For that exact reason, I just made the change. Most rooms I played had built in PAs, so I would lug around my Ampeg 410HLF (great cab!) but usually not push it with my MarkBass LMII past 9 or 10 o'clock. I recently bought a Carvin BR210 at 4 ohms to match the LMII. I love it. Sure, I sacrificed some of the low end, but I think it's worth it as most house subs were pushing those frequencies when I gigged anyway. The Carvin is a great cab, and it compliments the MarkBass perfectly. I couldn't be happier.
Yup, same here. Exactly what I do with my two Avatar B210 NEO cabs. BIG high quality sound, very well made, small footprint, modular (use just one at practice and small gigs), lightweight (40ish pounds each) and at great prices. Really hard to go wrong.
Thats precisely why I retired my 4x10 cab, and now use Avatars 2x10 and 1x12 cabs. Besides being easier to throw into the backseat of a 4-door sedan, my lower back is extremely appreciative.
25 years ago, i gutted a 1986 Hartke 4x10 aluminiums cab to have a vertical 4x10 built from the speakers, to see how it would sound.. my reasoning was a "micro-mini wall of sound" based on the Dead's vertical tower approach. It sounded thin and diffuse, but i always thought the idea was more workable than that particular execution.
Glad to see it's something that's being reconsidered and that is actually working well.
Back to the OP's original question - I use a SWR Workingpro 2x10 reguarly. Works well in my 10 piece blues band (we have brass, keys, guitar & up to 3 vocals). Tho you'll need to mount it on top of something or put it on an angle facing your head. Our volume isn't that loud so it will depend on what type of band you're in.
Thanks for all the input, very much appreciated.
I prefer carrying modular 210's or a wheeling a full 810 to a 410 load in and subsequent stage dead lift any day.
I've actually had this discussion with the Jim and Henry at Bag End. 2 2x10's sound bigger than a 4x10 because the box internal area is larger. You also get flexibility. If a 2x10 will do the gig, why take 4? I wished I would have listened.

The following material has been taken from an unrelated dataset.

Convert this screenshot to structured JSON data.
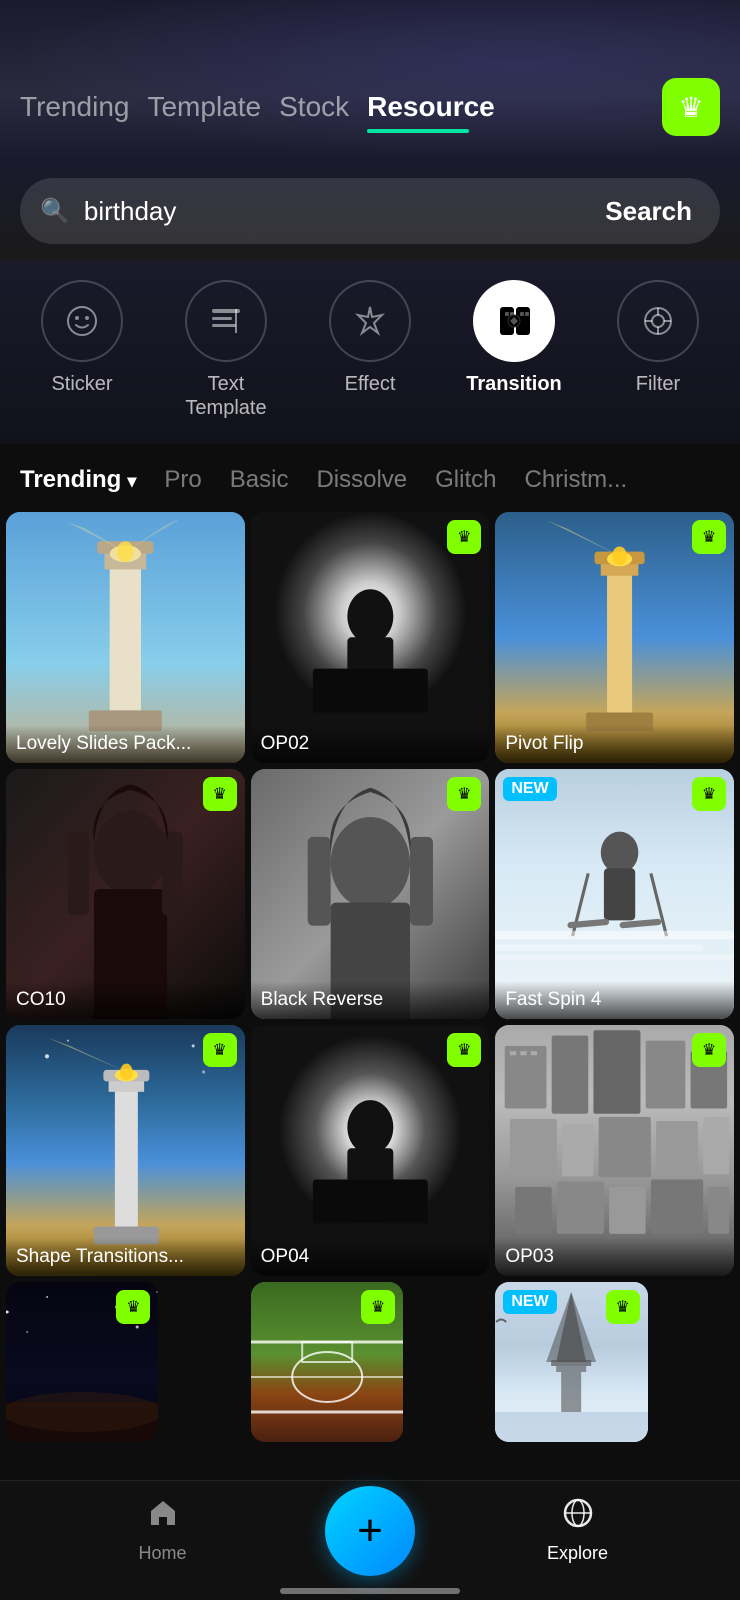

I tote a 4x10 to all gigs.
yep, I'm wishing I had two 2x10 instead of my Eden 4x10.
I just switched to vertically stacked 2x10's for the exact reasons mentioned in the thread. So far very happy with results. Also the small footprint is much appreciated by other band members.

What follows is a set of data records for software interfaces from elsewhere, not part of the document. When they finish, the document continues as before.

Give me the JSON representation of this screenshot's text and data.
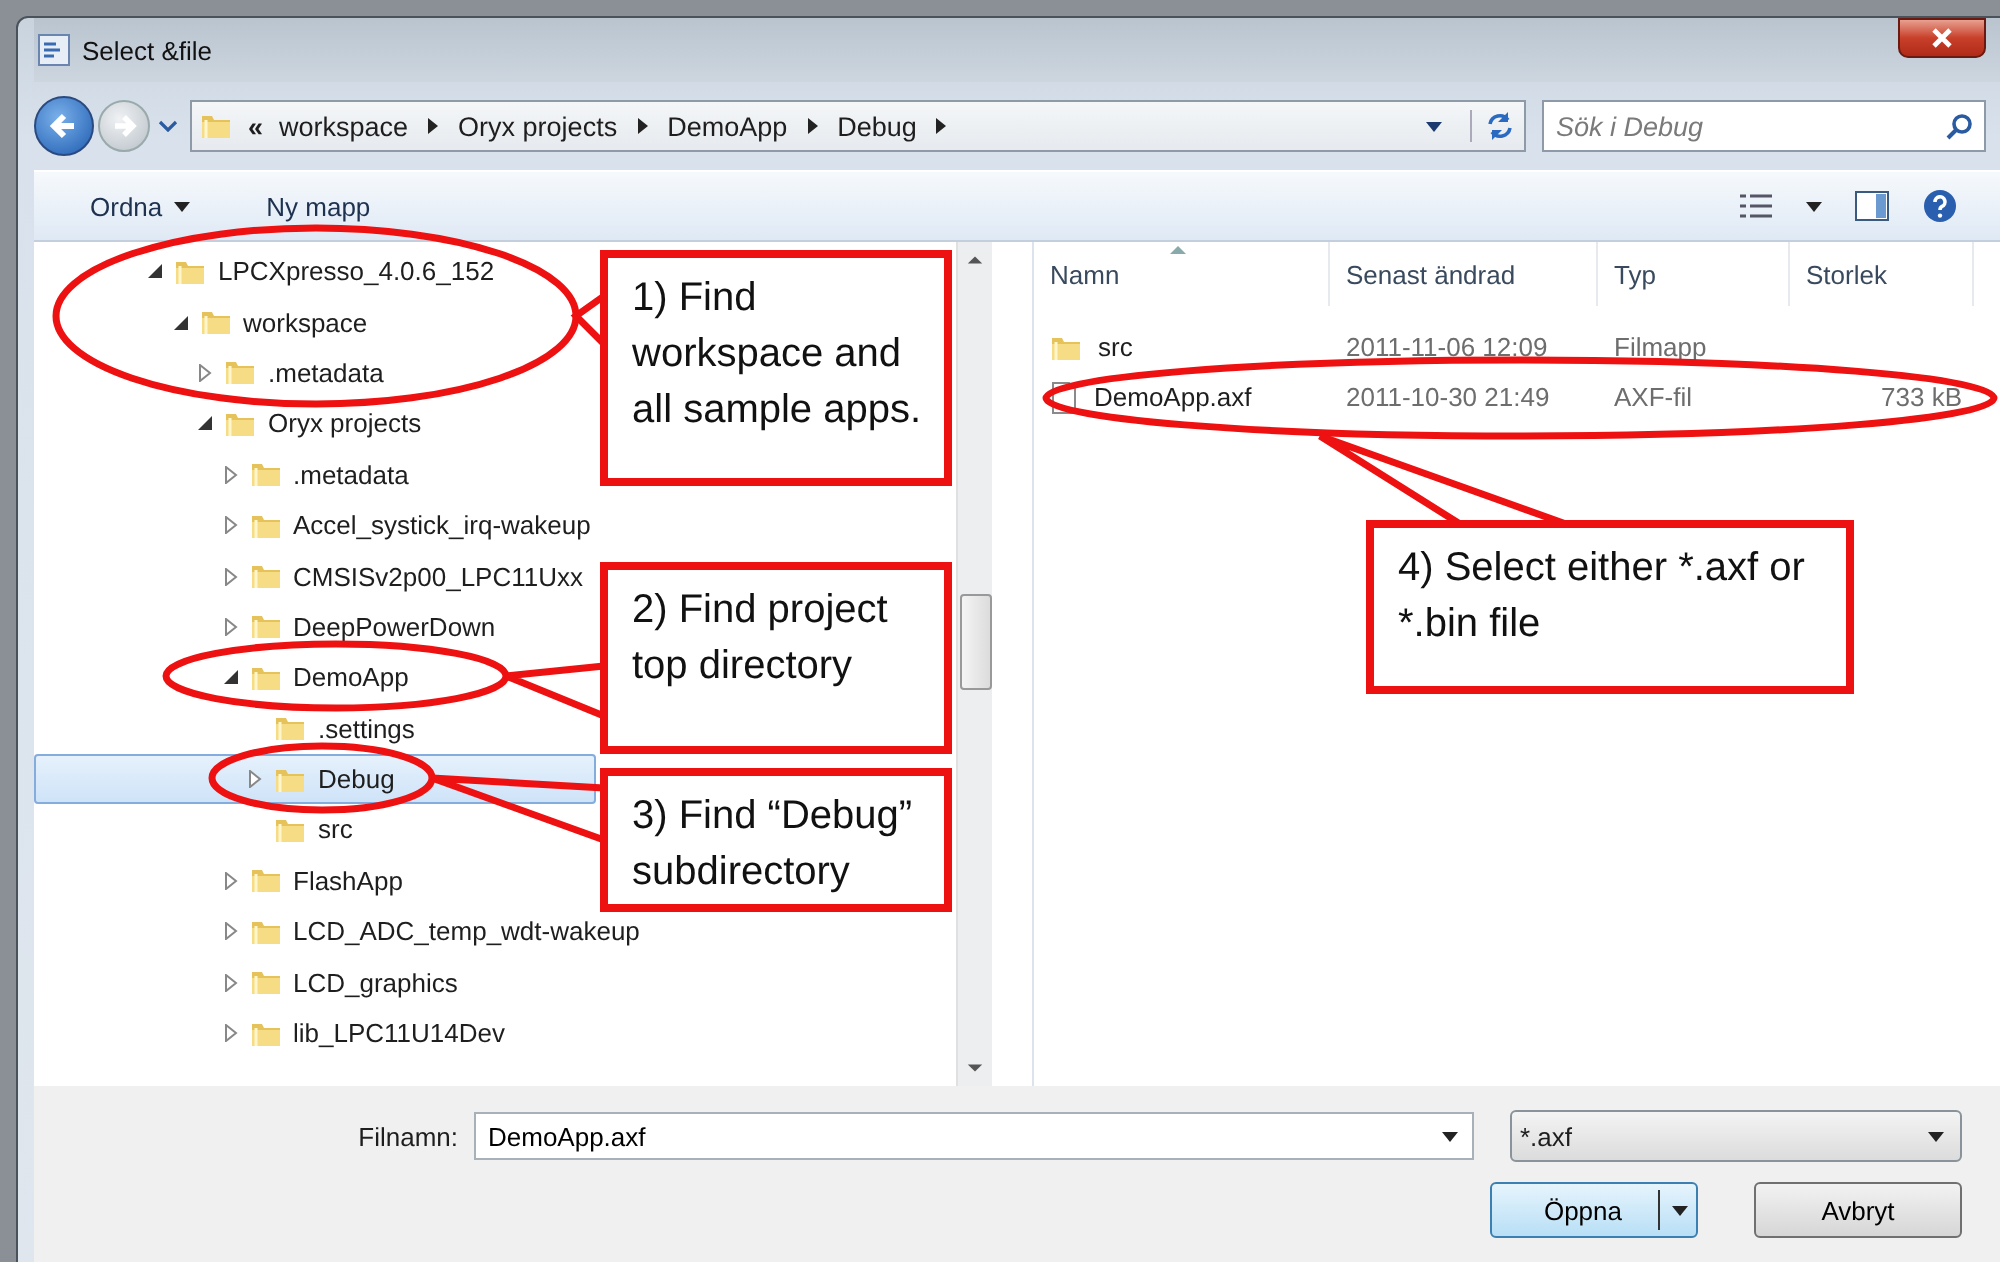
{
  "window": {
    "title": "Select &file"
  },
  "address": {
    "overflow": "«",
    "crumbs": [
      "workspace",
      "Oryx projects",
      "DemoApp",
      "Debug"
    ],
    "search_placeholder": "Sök i Debug"
  },
  "toolbar": {
    "buttons": [
      {
        "label": "Ordna",
        "kind": "menu"
      },
      {
        "label": "Ny mapp",
        "kind": "plain"
      }
    ]
  },
  "tree": [
    {
      "label": "LPCXpresso_4.0.6_152",
      "kind": "expanded",
      "selected": false,
      "children": [
        {
          "label": "workspace",
          "kind": "expanded",
          "selected": false,
          "children": [
            {
              "label": ".metadata",
              "kind": "collapsed",
              "selected": false
            },
            {
              "label": "Oryx projects",
              "kind": "expanded",
              "selected": false,
              "children": [
                {
                  "label": ".metadata",
                  "kind": "collapsed",
                  "selected": false
                },
                {
                  "label": "Accel_systick_irq-wakeup",
                  "kind": "collapsed",
                  "selected": false
                },
                {
                  "label": "CMSISv2p00_LPC11Uxx",
                  "kind": "collapsed",
                  "selected": false
                },
                {
                  "label": "DeepPowerDown",
                  "kind": "collapsed",
                  "selected": false
                },
                {
                  "label": "DemoApp",
                  "kind": "expanded",
                  "selected": false,
                  "children": [
                    {
                      "label": ".settings",
                      "kind": "leaf",
                      "selected": false
                    },
                    {
                      "label": "Debug",
                      "kind": "collapsed",
                      "selected": true
                    },
                    {
                      "label": "src",
                      "kind": "leaf",
                      "selected": false
                    }
                  ]
                },
                {
                  "label": "FlashApp",
                  "kind": "collapsed",
                  "selected": false
                },
                {
                  "label": "LCD_ADC_temp_wdt-wakeup",
                  "kind": "collapsed",
                  "selected": false
                },
                {
                  "label": "LCD_graphics",
                  "kind": "collapsed",
                  "selected": false
                },
                {
                  "label": "lib_LPC11U14Dev",
                  "kind": "collapsed",
                  "selected": false
                }
              ]
            }
          ]
        }
      ]
    }
  ],
  "files": {
    "columns": [
      "Namn",
      "Senast ändrad",
      "Typ",
      "Storlek"
    ],
    "rows": [
      {
        "kind": "folder",
        "cells": [
          "src",
          "2011-11-06 12:09",
          "Filmapp",
          ""
        ]
      },
      {
        "kind": "file",
        "cells": [
          "DemoApp.axf",
          "2011-10-30 21:49",
          "AXF-fil",
          "733 kB"
        ]
      }
    ]
  },
  "footer": {
    "filename_label": "Filnamn:",
    "filename": "DemoApp.axf",
    "filter": "*.axf",
    "open": "Öppna",
    "cancel": "Avbryt"
  },
  "callouts": [
    {
      "text": "1) Find workspace and all sample apps."
    },
    {
      "text": "2) Find project top directory"
    },
    {
      "text": "3) Find “Debug” subdirectory"
    },
    {
      "text": "4) Select either *.axf or *.bin file"
    }
  ]
}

2 Berg HS 210's here. Love'em stacked vertical no matter the amp used. I no longer own a 4x10 because of the sound and ease of moving the Bergs.
2 ACME B2's here stacked vertically.
For insane gigs(or appearance) the above gets doubled(2 vertical stacks).
Our last(years back) Houston Livestock and Rodeo tent gig put us back-to-back against a tent with fools who would not turn down or cooperate on breaks and playing times. We finally went to insane volume level(ear plugs go in at this point) and started playing the EXACT songs they played except we lowered them a half-step and played just behind their timing. This was relatively easy as we've all been playing for 40+ years and our drummer is a clock(unless well-endowed women hit the dance floor). What happened in the other band's tent made it worth the trouble...
I had the 4 ACME B2's at that show because there was no FOH for bass.
With the ultralight and class-d SMPS amps out today, this is a MUCH better option and frees up more space on the stage than a lead-sled with a 4x10s. Tube is a different story, but for a light footprint on stage this is a great, very audible option. I'm kicking around doing it myself sooner or later.
Not sure if it's the Toyota or Honda mini-van, but one of those will take two GK 2x10 cabs in the back 'drop down' bin. That puts them out of sight. Don't know if other makes would fit or not.
I love 2x10 cabs!!!
That a vertical 410 sounds thinner then a regular 410 is due to two things:
1: the bafflestep is at a lower frequency for the regular 410 which will make the cab sound fuller
2: the 4 drivers are located nearer to the floor in a regular 410 which adds some extra dB's in the lower frequencies.